What this task involves –
Every line with the string "webLog" should be copied from the data.

[Stored items]
--- START ---

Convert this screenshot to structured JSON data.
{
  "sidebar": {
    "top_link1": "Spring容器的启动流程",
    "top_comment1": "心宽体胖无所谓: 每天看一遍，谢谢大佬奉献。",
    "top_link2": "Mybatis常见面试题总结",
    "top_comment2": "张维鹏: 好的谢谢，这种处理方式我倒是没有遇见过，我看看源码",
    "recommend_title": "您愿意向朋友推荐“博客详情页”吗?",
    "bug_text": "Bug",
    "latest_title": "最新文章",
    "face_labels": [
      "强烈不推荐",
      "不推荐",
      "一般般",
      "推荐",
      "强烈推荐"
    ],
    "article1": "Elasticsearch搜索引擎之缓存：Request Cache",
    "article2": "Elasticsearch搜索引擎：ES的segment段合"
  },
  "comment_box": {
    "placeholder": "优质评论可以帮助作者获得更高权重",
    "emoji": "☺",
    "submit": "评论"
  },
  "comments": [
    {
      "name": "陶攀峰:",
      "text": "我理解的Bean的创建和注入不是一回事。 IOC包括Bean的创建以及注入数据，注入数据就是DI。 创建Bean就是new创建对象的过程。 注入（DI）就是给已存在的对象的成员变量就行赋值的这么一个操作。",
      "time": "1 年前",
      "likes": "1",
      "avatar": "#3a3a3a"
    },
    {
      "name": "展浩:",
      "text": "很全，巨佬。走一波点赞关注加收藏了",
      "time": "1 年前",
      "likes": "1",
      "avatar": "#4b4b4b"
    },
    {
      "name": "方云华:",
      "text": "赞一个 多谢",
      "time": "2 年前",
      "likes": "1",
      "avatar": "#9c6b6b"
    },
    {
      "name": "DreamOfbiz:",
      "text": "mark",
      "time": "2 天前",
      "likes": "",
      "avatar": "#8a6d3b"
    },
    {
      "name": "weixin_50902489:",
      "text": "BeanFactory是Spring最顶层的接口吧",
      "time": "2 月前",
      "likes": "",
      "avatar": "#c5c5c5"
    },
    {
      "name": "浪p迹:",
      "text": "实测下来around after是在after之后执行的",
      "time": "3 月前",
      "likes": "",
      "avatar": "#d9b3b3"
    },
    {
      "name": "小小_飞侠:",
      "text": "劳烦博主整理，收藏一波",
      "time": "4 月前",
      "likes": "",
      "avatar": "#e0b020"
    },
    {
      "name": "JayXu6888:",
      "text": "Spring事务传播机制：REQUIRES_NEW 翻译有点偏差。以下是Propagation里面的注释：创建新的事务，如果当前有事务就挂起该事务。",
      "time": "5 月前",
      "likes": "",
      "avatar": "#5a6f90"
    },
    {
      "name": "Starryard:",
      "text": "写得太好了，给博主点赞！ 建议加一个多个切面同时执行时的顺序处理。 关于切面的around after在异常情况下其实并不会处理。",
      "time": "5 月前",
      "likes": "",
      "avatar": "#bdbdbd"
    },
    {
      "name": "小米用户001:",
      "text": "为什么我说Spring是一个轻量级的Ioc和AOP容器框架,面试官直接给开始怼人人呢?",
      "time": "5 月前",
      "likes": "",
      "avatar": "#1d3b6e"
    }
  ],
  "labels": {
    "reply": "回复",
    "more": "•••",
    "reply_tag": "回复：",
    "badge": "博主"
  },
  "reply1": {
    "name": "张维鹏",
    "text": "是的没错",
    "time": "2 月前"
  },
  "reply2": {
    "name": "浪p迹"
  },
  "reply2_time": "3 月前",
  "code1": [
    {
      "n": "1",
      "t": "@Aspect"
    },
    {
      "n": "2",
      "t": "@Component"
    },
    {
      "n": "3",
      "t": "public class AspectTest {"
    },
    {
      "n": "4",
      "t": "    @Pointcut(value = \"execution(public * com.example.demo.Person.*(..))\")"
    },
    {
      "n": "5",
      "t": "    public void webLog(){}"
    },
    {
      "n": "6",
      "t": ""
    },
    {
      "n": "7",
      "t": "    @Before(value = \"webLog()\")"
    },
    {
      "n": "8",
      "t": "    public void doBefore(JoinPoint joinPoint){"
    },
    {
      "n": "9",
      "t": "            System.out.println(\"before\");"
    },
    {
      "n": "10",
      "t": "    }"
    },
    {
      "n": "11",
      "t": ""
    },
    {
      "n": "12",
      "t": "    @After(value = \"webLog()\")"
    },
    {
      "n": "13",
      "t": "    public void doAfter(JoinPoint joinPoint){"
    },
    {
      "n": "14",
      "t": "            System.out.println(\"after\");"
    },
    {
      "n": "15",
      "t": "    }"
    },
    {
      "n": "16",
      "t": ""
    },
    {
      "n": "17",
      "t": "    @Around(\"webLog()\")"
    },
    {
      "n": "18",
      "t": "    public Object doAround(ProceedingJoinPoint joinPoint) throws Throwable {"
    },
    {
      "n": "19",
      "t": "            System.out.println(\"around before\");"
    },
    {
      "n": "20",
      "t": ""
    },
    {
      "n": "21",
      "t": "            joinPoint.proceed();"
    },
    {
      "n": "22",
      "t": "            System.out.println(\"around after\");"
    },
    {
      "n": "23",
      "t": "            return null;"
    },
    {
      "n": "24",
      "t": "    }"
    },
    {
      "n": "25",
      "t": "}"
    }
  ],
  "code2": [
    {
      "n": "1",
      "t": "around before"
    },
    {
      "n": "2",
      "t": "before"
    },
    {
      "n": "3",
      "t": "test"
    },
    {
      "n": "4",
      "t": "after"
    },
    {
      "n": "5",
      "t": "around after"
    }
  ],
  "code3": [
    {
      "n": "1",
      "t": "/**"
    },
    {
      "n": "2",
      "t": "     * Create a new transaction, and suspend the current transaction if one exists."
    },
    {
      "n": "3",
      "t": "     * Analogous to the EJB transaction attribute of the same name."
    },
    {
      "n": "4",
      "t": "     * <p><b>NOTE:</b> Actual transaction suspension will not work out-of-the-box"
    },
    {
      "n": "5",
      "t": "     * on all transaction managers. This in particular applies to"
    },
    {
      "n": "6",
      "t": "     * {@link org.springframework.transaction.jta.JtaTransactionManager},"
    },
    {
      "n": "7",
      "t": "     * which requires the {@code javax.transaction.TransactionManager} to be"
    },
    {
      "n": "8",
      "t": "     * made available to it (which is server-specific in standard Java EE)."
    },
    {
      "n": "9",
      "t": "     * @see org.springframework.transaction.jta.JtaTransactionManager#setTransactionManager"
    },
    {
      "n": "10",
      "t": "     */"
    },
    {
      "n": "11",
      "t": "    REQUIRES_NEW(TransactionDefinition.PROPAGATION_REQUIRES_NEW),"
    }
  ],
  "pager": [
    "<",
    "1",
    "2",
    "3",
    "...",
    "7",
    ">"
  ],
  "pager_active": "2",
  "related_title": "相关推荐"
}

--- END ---

Written reply –
      "t": "    public void webLog(){}"
      "t": "    @Before(value = \"webLog()\")"
      "t": "    @After(value = \"webLog()\")"
      "t": "    @Around(\"webLog()\")"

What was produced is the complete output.